Living in a Free State
Vanity of Vanities; all is Vanity – Ecclesiastes 1:2
Another day to the streets, the crawling, creeping, beeping streets and those who drove them. It had been three weeks now, and Donal Mannion had found his place. A revelation it was, to recognize that that place was behind the wheel of a taxicab, but his life to that point had carried its share of surprising revelations. This was no different, really, and, on the whole, a bit more reassuring than the other realities that had punctured his younger years.
The panoply of characters that crawled into and out of his cab kept him fresh. Stories floated through the air like the scattered remnants of dandelions, and his capacity for absorbing them, for finding each one peculiar in its own way, made the days pass sharply. At first, during the early days of his driving, he just listened, the ready ear that many of his fares had sought. But occasionally there would be a tale, or a lament, or a loss, that touched him inexplicably, and he might offer a response. Nothing profound, or much beyond the acknowledgement that his passenger had been heard by another human being, and that that human being had a like heart. It was enough.
In the late morning a young man, tattered and more than a bit disheveled, flagged Mannion down near Union Station and gave him an address in the northeast part of the city. The young man settled into the back seat with a dirty backpack and muttered a profanity.
“Rough morning, is it?’
"No rougher than most. It’s the nights that you have to be wary of.”
Mannion drove, and the two said nothing until the cab turned up New York Avenue. It was the driver who broke the silence. “We’re heading for my old neighborhood,” he said. “I grew up on these streets. Never really left them behind.”
“No one ever leaves these streets,” said the young man. “It’s what we’re born to, and there’s no call in fighting it. Just make the most of it all, and grab what you can.”
“Has the grabbing been good for you lately?” Mannion asked.
The young man smiled and leaned forward, his arm on his backpack. “Yeah. A good week this has been. Let me ask you, did you ever have a really good teacher? Someone who taught you everything you really, truly needed to know, then showed you how to make it work for you?”
“If I did I wouldn’t be driving this cab.”

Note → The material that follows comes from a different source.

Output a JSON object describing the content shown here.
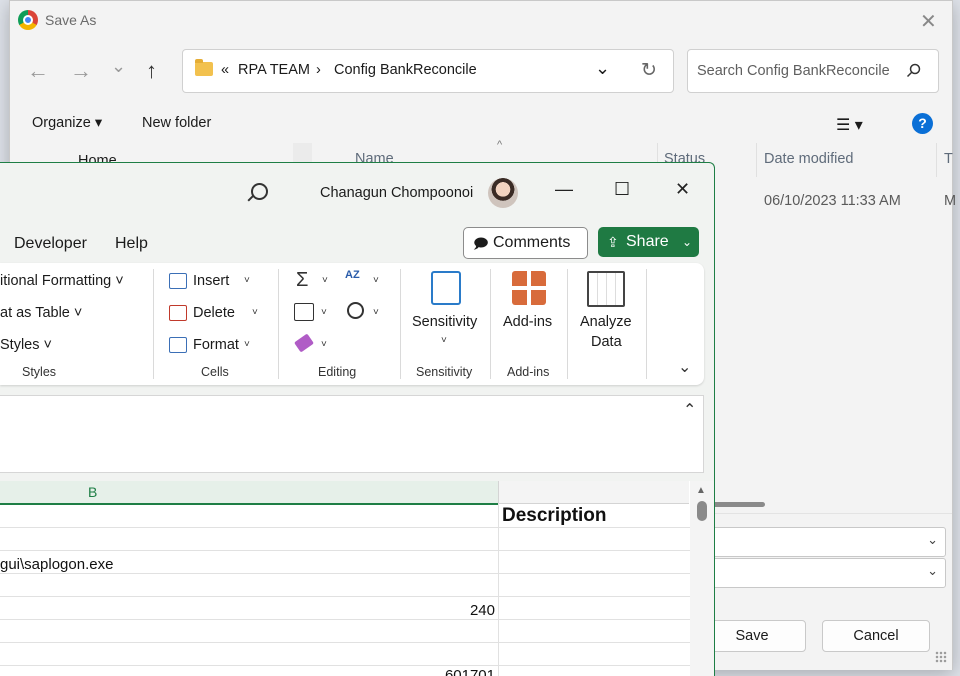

“I do. Knows everything there is to know about these streets. Who walks the sidewalks and where they live. How they live. And what you need to do to find your way through them. How to take what you need and never think about the costs, then disappear like a whisper. Do you know how much freedom there is in knowing these things, then having the courage to act on that knowledge?”
“You sound to be fortunate young man,” said Mannion. “It’s the brave who are truly free. The rest of us cower into our little holes and mistake safety for comfort.”
“You know these streets, you said. Do you still live around here?”
Mannion chuckled, “And if I did, would I be telling that to you?”
“No worries,” replied the other. “You don’t seem the type to have riches stored up, at least to the point where it would interest me.”
“Ah, the storing up of wealth is the stuff of vanity, haven’t you heard? I’m a simple man, my young friend. And I’ll spend the rest of my days in that simplicity.”
“But you’re not brave.”
“No. Not brave at all. I’m as courageous as a churchmouse.”
“Then you’ll never be free. And there’s great freedom to be had on these streets.”
Mannion pulled the cab to the curb. “Here we are. It’s $6.50 on the fare.”
The young man pulled a $20 from his back pocket and gave it up the seat to Mannion. “No change needed.”
“Jaysus, that’s generous.”
The young man stepped out of the cab to the curb, then leaned over to the driver’s window. “Consider it a gift from the Free State of Andrew Gentry”, and with a laugh he turned to the streets and lightly strode into his new day.